After you were kidnapped by Boko Haram members, what happened to you next?
We spent four weeks in Gombi town and proceeded to Markas, a forest in Sambisa near Talala village where we finally settled. Months later, the insurgents insisted I marry one of them, an offer I turned down. I gave in when they threatened to sell me off. That’s how I ended up married to Boko Haram ‘scholar’, Abu Hafsah for three years.
How did you escape?
The ideology clash between Shekau and Mamman Nur helped my people escape, because the strong members were too obsessed by it. In fact, Shekau killed many scholars who advocated for the Chibok Girls swap deal with government. Shekau and his followers still hold the belief that all Nigerians are infidels, except those who follow his path. While on the other hand, Mamman Nur and the learned people among the members opined that anybody that observes the five pillars of Islam is a Muslim.
You said Shekau killed many in cold blood…
Yes. My husband, who is also a scholar, was against the killings, so he supported Mamman Nur. One day, he confided in me his plan to defect. Unfortunately, some militants came in the night and told him that Shekau ordered them to pick him. He woke me up and handed his new phone to me, and advised me to sell it and escape with the children because Shekau is going to kill him.

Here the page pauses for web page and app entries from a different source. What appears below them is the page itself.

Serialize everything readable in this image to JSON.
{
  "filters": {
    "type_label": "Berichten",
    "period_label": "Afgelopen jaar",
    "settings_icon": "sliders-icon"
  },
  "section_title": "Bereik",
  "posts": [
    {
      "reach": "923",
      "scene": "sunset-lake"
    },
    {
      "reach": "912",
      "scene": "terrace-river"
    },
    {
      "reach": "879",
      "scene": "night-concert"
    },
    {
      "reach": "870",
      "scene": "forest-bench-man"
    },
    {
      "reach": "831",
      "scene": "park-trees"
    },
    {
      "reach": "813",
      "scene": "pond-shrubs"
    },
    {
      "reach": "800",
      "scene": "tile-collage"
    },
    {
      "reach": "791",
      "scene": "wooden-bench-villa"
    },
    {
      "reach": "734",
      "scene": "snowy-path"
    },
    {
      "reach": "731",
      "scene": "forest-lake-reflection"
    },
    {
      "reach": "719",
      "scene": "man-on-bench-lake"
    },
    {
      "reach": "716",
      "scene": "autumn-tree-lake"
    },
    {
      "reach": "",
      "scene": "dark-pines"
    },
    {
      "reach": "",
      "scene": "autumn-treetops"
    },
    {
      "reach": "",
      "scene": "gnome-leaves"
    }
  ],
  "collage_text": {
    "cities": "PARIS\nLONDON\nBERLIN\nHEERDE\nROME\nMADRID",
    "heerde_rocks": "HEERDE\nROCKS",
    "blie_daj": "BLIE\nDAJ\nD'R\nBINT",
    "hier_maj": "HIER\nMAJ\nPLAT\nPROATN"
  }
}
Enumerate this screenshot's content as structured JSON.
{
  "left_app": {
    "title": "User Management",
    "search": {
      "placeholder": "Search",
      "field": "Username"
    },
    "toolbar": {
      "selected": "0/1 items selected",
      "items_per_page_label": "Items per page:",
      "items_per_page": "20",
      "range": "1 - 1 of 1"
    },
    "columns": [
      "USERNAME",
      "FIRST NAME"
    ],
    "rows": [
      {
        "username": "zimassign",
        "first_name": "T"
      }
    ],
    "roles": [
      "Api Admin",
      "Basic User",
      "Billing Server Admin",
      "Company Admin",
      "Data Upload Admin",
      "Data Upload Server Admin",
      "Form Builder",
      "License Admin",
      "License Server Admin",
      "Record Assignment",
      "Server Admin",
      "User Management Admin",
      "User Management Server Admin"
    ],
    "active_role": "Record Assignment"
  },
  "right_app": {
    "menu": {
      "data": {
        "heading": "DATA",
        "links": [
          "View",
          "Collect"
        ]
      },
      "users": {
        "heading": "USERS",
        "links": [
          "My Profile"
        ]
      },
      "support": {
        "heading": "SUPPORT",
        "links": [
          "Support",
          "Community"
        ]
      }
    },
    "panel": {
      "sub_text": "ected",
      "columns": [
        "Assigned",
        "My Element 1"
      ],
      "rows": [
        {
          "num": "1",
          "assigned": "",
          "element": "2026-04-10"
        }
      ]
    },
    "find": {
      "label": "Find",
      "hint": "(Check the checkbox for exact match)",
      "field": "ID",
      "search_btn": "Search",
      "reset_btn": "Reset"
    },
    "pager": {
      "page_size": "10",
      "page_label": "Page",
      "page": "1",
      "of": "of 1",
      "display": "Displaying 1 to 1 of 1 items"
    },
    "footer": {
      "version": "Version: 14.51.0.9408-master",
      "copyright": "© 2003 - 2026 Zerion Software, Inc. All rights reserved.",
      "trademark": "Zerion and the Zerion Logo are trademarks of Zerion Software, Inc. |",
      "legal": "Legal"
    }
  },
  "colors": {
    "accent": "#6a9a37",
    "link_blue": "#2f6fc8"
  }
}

Weeks later, Shekau sent his fighters to kill all the men in Markas, because they rebelled. It was a major battle, but luckily our men defeated Shekau’s. After that incident, our men joined Mamman Nur, and we were taken to Gwangon area, very close to Damboa town. The persecution became worse after Albaghdadi announced his support for Mamman Nur. Shekau refused to back down, that Albaghdadi is also an infidel, and threatened that he will not spare even women and children in the forest.
Many of us panicked when he made that statement. I told the other women my intention to escape, but none of them bought the idea. They warned that vigilantes are everywhere in the bush, and they would be cruel if found that I escaped from Boko Haram. But I’d already made up my mind. About 11:30pm, I backed my child and took the bush path with my four children. We trekked for about four hours, then came across five insurgents. They helped me identify the proper route Buni Yadi. As we spoke, vigilantes sprang out of nowhere and shot one of them dead. I didn’t run, but my son ran with the escaping insurgents. I still can’t find him.
Had you ever been to Sambisa Forest, before the ideology crisis?
Yes, we went there after the army dislodged us from Buni Yadi. At that time, Markas was not a safe place, so we went to Sambisa. We spent some weeks but Shekau refused to talk to us, so we went back to Markas.
Were you able to see the Chibok girls?
Yes, but most of them were sold off as slaves. Some were married off, and others imprisoned. One of them lived in a room next to mine. She wanted to escape, but I couldn’t help her then.
Were you there when Shekau demanded for Chibok Girls swap?
Actually, it was Mamman Nur who tried to bargain for the Boko Haram scholars. But Shekau is the one keeping the Chibok Girls. He kicked against the idea, and threatened to kill the girls if it came to that. My husband told me before he was killed that Shekau will not release the Chibok Girls.